Aug. 14--Five local providers of behavioral-health services have taken a six-figure reduction in their revenue stream for fiscal 2012-13 as part of the overall loss of nearly $1.7 million in federal block-grant money.
CenterPoint Human Services said 48 providers are affected by the funding cutback, which is retroactive to July 1.
CenterPoint, based in Winston-Salem, receives taxpayer funding as a local management entity (LME) of behavioral-health services in Davie, Forsyth, Rockingham and Stokes counties.
The agency said providers of local mental-health and developmental-disability services have taken an average 8 percent funding cut, totaling $1.05 million. It already had projected a $722,553 cut in federal substance-abuse prevention and treatment block grants.
Taking the biggest hit is Partnership for a Drug Free N.C. Inc. at $258,227. It provides substance-abuse services.
Next was Old Vineyard Behavioral Health Services at $237,250, followed by Majors at $212,414, Addiction Recovery Care Association (ARCA) at $121,605, and Special Children's School at $114,231.
For some providers, the reduction was as little as $400.
It's likely that many providers will have to eliminate jobs to adjust to the funding shortfall.
The reduction comes as CenterPoint tries to secure one-time funding from the four counties to help pay for its transition to a managed-care organization (MCO) by Jan. 1. Its budget for fiscal 2012-13 is $93.2 million, according to its website.
The primary goal is combining the management of Medicaid and state funds at the community level to reduce costs and add more accountability and consistency to behavioral-health reform. It allows MCOs to operate with fewer restrictions.
Laurie Coker, a local advocate and director of the N.C. Consumer Advocacy, Networking and Support Organization, said she is disappointed and disturbed that CenterPoint "arbitrarily shifted" a full third of the loss of funds from the federal block grant from one behavioral-health sector to another.
The state informed CenterPoint on July 13 that it would receive $1.5 million less from the federal block grant, including $966,730 for intellectual and development disabilities and $84,057 for mental-health services.
However, last Wednesday, CenterPoint Executive Director Betty Taylor -- after consulting "with community leaders and advocacy groups" -- lowered the reduction for developmental-disability provider contracts to $633,474, while raising the reduction for mental-health provider contracts by an additional $333,256 for a total of $417,313.
Taylor said "the service systems for all of the three disability groups must remain stable." She said substance abuse providers could not "withstand another reduction, nor could the intellectual/developmental disability service community bear the full brunt of its designated de-allocation."
Coker says she doesn't want the three behavioral-health categories to feel forced to compete for the diminished funding.
Yet, she questioned in a recent letter to county and state officials why Taylor shifted the funding so that mental-health providers absorbed more of the cuts, and which community leaders and advocates supported that decision.

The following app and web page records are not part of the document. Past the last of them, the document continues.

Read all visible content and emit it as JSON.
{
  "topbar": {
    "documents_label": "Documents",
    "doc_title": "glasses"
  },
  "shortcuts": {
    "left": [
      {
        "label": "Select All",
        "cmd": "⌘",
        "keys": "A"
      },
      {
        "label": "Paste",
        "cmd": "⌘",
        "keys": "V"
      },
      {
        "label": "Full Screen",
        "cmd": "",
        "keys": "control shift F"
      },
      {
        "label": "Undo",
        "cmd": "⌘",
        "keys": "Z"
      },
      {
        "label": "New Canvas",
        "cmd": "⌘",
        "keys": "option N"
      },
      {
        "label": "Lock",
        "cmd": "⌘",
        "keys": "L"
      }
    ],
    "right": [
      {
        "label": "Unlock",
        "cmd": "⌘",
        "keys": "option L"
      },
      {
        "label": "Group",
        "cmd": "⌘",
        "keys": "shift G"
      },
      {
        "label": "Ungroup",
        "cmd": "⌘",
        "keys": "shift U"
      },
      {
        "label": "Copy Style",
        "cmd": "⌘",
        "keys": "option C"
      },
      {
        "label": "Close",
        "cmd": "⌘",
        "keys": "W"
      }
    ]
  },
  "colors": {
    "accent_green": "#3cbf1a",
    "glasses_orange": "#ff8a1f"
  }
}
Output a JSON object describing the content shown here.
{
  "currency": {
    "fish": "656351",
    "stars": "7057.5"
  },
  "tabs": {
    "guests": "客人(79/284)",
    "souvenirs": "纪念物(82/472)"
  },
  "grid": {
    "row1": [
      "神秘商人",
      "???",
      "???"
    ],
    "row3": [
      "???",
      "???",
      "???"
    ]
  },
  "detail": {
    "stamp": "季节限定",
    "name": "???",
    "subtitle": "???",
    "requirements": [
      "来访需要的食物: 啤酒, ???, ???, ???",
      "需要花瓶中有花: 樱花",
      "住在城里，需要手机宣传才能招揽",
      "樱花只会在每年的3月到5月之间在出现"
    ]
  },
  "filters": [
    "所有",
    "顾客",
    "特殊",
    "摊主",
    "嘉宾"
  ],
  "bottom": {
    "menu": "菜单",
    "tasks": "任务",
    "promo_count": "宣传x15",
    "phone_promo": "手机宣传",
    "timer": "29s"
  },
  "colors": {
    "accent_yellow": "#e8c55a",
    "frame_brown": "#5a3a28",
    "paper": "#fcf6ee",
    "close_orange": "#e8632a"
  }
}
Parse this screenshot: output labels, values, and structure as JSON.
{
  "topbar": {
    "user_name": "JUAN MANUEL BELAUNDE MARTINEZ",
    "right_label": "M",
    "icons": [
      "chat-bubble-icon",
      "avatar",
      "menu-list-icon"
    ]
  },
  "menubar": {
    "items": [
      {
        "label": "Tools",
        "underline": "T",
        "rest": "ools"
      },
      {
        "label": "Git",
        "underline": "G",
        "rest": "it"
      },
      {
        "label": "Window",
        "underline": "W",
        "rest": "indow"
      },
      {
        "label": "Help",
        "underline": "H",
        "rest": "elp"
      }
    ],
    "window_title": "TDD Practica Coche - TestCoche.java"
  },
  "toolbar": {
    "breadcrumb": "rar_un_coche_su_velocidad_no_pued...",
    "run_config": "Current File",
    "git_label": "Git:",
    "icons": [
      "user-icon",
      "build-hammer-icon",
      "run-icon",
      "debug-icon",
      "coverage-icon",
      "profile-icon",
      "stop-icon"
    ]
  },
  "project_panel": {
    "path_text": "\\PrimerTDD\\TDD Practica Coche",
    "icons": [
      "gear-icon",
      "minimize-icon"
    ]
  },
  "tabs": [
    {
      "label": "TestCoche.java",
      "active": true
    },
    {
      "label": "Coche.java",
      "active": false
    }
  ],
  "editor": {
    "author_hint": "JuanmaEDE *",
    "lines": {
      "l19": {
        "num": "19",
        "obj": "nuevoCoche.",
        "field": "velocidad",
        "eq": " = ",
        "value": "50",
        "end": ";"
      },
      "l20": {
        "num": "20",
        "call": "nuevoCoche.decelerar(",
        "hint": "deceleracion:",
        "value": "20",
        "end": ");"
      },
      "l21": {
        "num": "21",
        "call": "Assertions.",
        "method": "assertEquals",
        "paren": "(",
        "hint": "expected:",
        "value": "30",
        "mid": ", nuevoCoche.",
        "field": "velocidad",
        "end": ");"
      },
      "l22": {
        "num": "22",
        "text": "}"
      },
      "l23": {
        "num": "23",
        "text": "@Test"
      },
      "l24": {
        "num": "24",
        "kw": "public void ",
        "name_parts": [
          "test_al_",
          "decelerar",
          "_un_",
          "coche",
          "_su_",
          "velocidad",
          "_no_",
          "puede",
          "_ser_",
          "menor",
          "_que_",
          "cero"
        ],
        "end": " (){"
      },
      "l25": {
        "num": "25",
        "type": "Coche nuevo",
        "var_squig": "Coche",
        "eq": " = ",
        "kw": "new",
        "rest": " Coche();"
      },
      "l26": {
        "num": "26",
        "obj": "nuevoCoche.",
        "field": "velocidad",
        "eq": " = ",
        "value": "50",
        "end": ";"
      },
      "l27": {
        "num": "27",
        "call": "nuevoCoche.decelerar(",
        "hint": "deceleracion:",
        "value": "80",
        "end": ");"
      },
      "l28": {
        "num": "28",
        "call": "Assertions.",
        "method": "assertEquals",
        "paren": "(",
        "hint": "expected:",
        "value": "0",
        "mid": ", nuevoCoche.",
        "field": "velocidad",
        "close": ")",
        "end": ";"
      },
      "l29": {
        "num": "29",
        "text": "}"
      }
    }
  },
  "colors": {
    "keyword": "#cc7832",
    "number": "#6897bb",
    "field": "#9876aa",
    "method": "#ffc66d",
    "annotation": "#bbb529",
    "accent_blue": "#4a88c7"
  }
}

"Good government should do its level best to ensure there are fewer funding and service disparities across the community of persons needing services," Coker said.
"Never should resources be taken from the other disability areas that are already underfunded and surely underdeveloped in order to favor another. This is what has just happened at CenterPoint."
CenterPoint wants $2 million in one-time funding, including $1.53 million from Forsyth. The agency said it would pay the money back over five years.
The possibility that CenterPoint would cut funding for services to pay for MCO transition costs has been the main worry of some local advocates and providers at a time when more people with behavioral-health issues lack insurance.
The state expects the MCOs to pay upfront for the Medicaid waiver expenses before it begins to receive next year the reimbursement funding necessary to sustain the expenses. The state did something similar in 2011 to providers who sought status as a Critical Access Behavioral Health Agency (CABHA), with many not qualifying for lack of resources.
Stokes' board approved CenterPoint's$148,127 request and Davie's board approved an $89,270 request, said Penny Casto, the agency's consumer and community affairs manager. She said Rockingham's board has not addressed the request for $228,579.
CenterPoint says the one-time funding is necessary to close a potential $2 million shortfall in its $3.7 million MCO transition cost.
About 71 percent of CenterPoint's MCO transition costs, or $2.64 million, are for administrative expenses, including the hiring of 86 full-time employees and the buying or leasing of office equipment, office space, training and company vehicles.
(c)2012 Winston-Salem Journal (Winston Salem, N.C.)
Visit Winston-Salem Journal (Winston Salem, N.C.) at www2.journalnow.com
Distributed by MCT Information Services